Data entries:
'''
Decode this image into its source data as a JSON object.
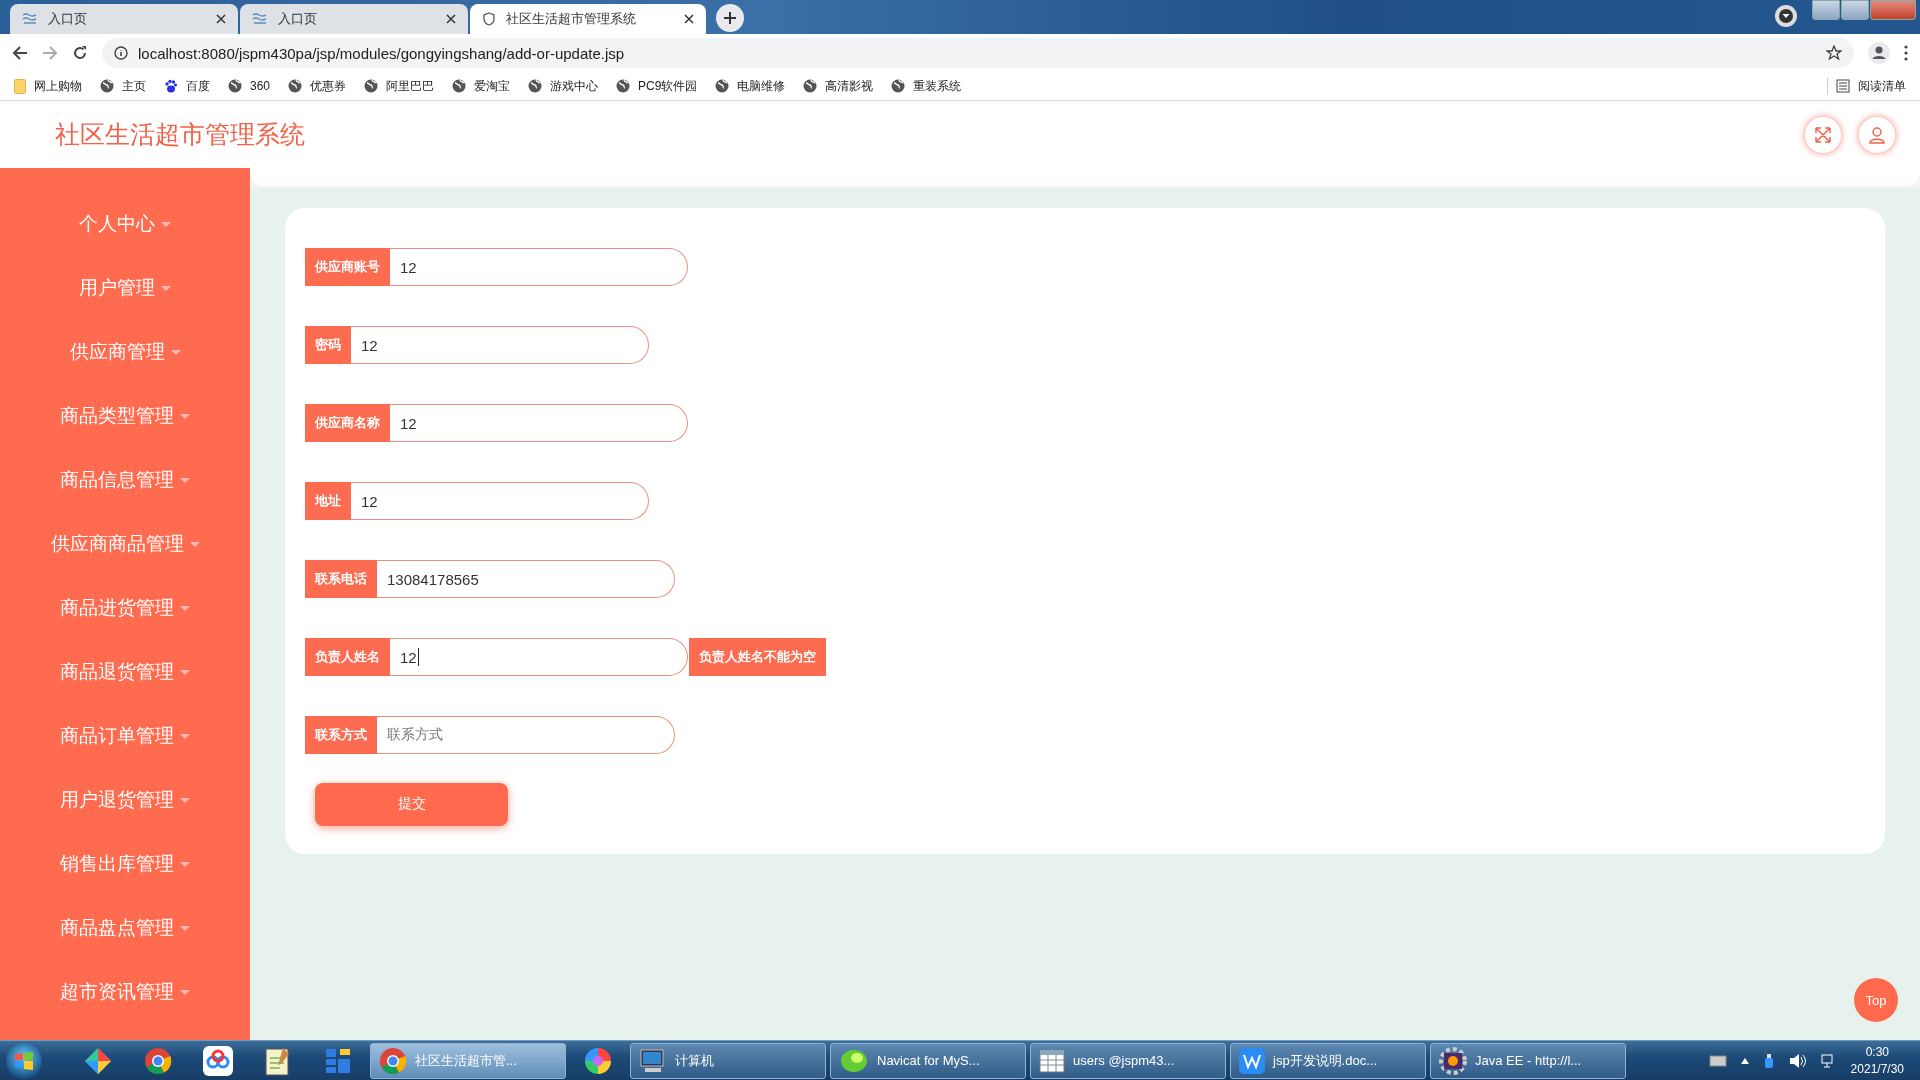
{
  "browser": {
    "tabs": [
      {
        "title": "入口页",
        "selected": false
      },
      {
        "title": "入口页",
        "selected": false
      },
      {
        "title": "社区生活超市管理系统",
        "selected": true
      }
    ],
    "url": "localhost:8080/jspm430pa/jsp/modules/gongyingshang/add-or-update.jsp",
    "bookmarks": [
      {
        "kind": "folder",
        "label": "网上购物"
      },
      {
        "kind": "globe",
        "label": "主页"
      },
      {
        "kind": "paw",
        "label": "百度"
      },
      {
        "kind": "globe",
        "label": "360"
      },
      {
        "kind": "globe",
        "label": "优惠券"
      },
      {
        "kind": "globe",
        "label": "阿里巴巴"
      },
      {
        "kind": "globe",
        "label": "爱淘宝"
      },
      {
        "kind": "globe",
        "label": "游戏中心"
      },
      {
        "kind": "globe",
        "label": "PC9软件园"
      },
      {
        "kind": "globe",
        "label": "电脑维修"
      },
      {
        "kind": "globe",
        "label": "高清影视"
      },
      {
        "kind": "globe",
        "label": "重装系统"
      }
    ],
    "reading_list": "阅读清单"
  },
  "app": {
    "title": "社区生活超市管理系统",
    "sidebar": [
      {
        "label": "个人中心"
      },
      {
        "label": "用户管理"
      },
      {
        "label": "供应商管理"
      },
      {
        "label": "商品类型管理"
      },
      {
        "label": "商品信息管理"
      },
      {
        "label": "供应商商品管理"
      },
      {
        "label": "商品进货管理"
      },
      {
        "label": "商品退货管理"
      },
      {
        "label": "商品订单管理"
      },
      {
        "label": "用户退货管理"
      },
      {
        "label": "销售出库管理"
      },
      {
        "label": "商品盘点管理"
      },
      {
        "label": "超市资讯管理"
      }
    ],
    "form": {
      "fields": [
        {
          "label": "供应商账号",
          "value": "12",
          "focused": false
        },
        {
          "label": "密码",
          "value": "12",
          "focused": false
        },
        {
          "label": "供应商名称",
          "value": "12",
          "focused": false
        },
        {
          "label": "地址",
          "value": "12",
          "focused": false
        },
        {
          "label": "联系电话",
          "value": "13084178565",
          "focused": false
        },
        {
          "label": "负责人姓名",
          "value": "12",
          "focused": true,
          "error": "负责人姓名不能为空"
        },
        {
          "label": "联系方式",
          "placeholder": "联系方式",
          "focused": false
        }
      ],
      "submit": "提交"
    },
    "top_button": "Top"
  },
  "taskbar": {
    "items": [
      {
        "kind": "diamond"
      },
      {
        "kind": "chrome"
      },
      {
        "kind": "cloud"
      },
      {
        "kind": "notepad"
      },
      {
        "kind": "grid"
      },
      {
        "kind": "chrome",
        "label": "社区生活超市管...",
        "selected": true
      },
      {
        "kind": "pinwheel"
      },
      {
        "kind": "computer",
        "label": "计算机",
        "selected": false
      },
      {
        "kind": "navicat",
        "label": "Navicat for MyS...",
        "selected": false
      },
      {
        "kind": "table",
        "label": "users @jspm43...",
        "selected": false
      },
      {
        "kind": "wps",
        "label": "jsp开发说明.doc...",
        "selected": false
      },
      {
        "kind": "javaee",
        "label": "Java EE - http://l...",
        "selected": false
      }
    ],
    "clock": {
      "time": "0:30",
      "date": "2021/7/30"
    }
  }
}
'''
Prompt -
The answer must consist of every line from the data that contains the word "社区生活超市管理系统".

Exercise answer -
        "title": "社区生活超市管理系统",
    "title": "社区生活超市管理系统",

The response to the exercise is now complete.